**Your goal**
Give all of the records again. Match them exactly.

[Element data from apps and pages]
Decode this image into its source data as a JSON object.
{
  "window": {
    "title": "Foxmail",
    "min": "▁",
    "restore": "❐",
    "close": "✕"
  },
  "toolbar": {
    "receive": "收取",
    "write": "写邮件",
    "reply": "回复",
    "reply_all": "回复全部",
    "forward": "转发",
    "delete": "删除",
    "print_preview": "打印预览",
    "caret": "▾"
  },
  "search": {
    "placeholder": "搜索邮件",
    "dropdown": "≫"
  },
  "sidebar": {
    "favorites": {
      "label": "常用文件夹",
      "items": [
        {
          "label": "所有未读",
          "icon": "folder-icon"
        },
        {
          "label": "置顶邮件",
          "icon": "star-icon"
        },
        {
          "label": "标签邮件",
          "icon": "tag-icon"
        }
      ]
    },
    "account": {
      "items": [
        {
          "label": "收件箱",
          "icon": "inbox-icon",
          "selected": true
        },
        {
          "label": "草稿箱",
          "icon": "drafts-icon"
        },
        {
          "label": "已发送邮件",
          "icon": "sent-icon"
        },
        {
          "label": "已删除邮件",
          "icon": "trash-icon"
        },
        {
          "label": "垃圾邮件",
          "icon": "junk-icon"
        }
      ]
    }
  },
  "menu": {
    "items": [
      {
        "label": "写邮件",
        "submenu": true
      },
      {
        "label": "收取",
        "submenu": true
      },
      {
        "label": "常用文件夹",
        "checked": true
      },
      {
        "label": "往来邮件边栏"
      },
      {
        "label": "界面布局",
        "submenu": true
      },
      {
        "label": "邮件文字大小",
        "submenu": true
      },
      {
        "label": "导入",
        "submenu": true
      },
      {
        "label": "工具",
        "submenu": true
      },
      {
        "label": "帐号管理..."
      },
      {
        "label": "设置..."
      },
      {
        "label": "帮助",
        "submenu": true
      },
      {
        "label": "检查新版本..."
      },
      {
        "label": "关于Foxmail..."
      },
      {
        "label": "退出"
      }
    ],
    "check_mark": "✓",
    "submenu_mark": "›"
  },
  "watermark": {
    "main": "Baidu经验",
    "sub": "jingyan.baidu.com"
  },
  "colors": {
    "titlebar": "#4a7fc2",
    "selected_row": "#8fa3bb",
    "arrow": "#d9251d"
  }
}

**Completed task**
Decode this image into its source data as a JSON object.
{
  "window": {
    "title": "Foxmail",
    "min": "▁",
    "restore": "❐",
    "close": "✕"
  },
  "toolbar": {
    "receive": "收取",
    "write": "写邮件",
    "reply": "回复",
    "reply_all": "回复全部",
    "forward": "转发",
    "delete": "删除",
    "print_preview": "打印预览",
    "caret": "▾"
  },
  "search": {
    "placeholder": "搜索邮件",
    "dropdown": "≫"
  },
  "sidebar": {
    "favorites": {
      "label": "常用文件夹",
      "items": [
        {
          "label": "所有未读",
          "icon": "folder-icon"
        },
        {
          "label": "置顶邮件",
          "icon": "star-icon"
        },
        {
          "label": "标签邮件",
          "icon": "tag-icon"
        }
      ]
    },
    "account": {
      "items": [
        {
          "label": "收件箱",
          "icon": "inbox-icon",
          "selected": true
        },
        {
          "label": "草稿箱",
          "icon": "drafts-icon"
        },
        {
          "label": "已发送邮件",
          "icon": "sent-icon"
        },
        {
          "label": "已删除邮件",
          "icon": "trash-icon"
        },
        {
          "label": "垃圾邮件",
          "icon": "junk-icon"
        }
      ]
    }
  },
  "menu": {
    "items": [
      {
        "label": "写邮件",
        "submenu": true
      },
      {
        "label": "收取",
        "submenu": true
      },
      {
        "label": "常用文件夹",
        "checked": true
      },
      {
        "label": "往来邮件边栏"
      },
      {
        "label": "界面布局",
        "submenu": true
      },
      {
        "label": "邮件文字大小",
        "submenu": true
      },
      {
        "label": "导入",
        "submenu": true
      },
      {
        "label": "工具",
        "submenu": true
      },
      {
        "label": "帐号管理..."
      },
      {
        "label": "设置..."
      },
      {
        "label": "帮助",
        "submenu": true
      },
      {
        "label": "检查新版本..."
      },
      {
        "label": "关于Foxmail..."
      },
      {
        "label": "退出"
      }
    ],
    "check_mark": "✓",
    "submenu_mark": "›"
  },
  "watermark": {
    "main": "Baidu经验",
    "sub": "jingyan.baidu.com"
  },
  "colors": {
    "titlebar": "#4a7fc2",
    "selected_row": "#8fa3bb",
    "arrow": "#d9251d"
  }
}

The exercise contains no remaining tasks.